Previous Graduate WorkCertain requirements may be modified for students who have done equivalent graduate work elsewhere. Students should consult with one of the chairs of the Graduate Committee to verify the application of the guidelines described below to their particular case. Graduate-level courses taken elsewhere will be evaluated by means of an interview with an appropriate faculty member. Courses will be waived in areas where the student has sufficient background.
Advice and Support for Graduate Students
Further details on the program, especially on advising, is given in the Department's Graduate Student Handbook. The hanbook is meant as a resource for P&A graduate students, providing a handy , concise guide to essential information about the graduate degree program, but it is only one source of information. If you cannot find the answers to your departmental programmatic questions here, please do not hesitate to contact the departmental staff (including the graduate program coordinator, Ms. Rosa Almendarez), the Chairs of the Graduate Program Committee (currently Prof. Marjorie Corcoran and Prof. Thomas Killian), the Associate Chair of the department (Prof. Stan Dodds), or the Departmental Ombudsperson (currently Prof. David Alexander). All faculty and staff serve as part of the support network for graduate students, but the ombudsman in particular is a good person to contact for confidential discussion and advice on a wide range of topics.

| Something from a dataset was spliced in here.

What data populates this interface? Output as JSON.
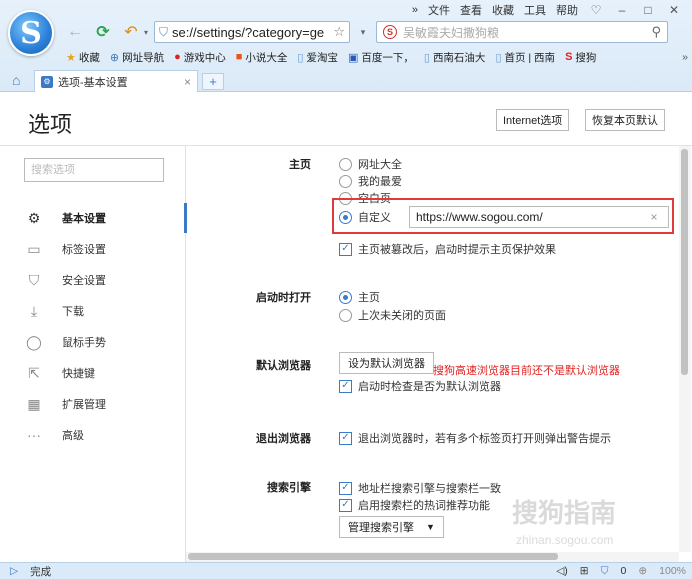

For current students, faculty are specifically assigned as graduate student advisors to answer academic questions. We are available to guide you through the process. That being said, graduate students are adults, and there is a presumption that students will take responsibility and initiative – these are certainly necessary for a successful doctoral degree! Please ask questions and keep on top of deadlines and requirements. We look forward to working with you.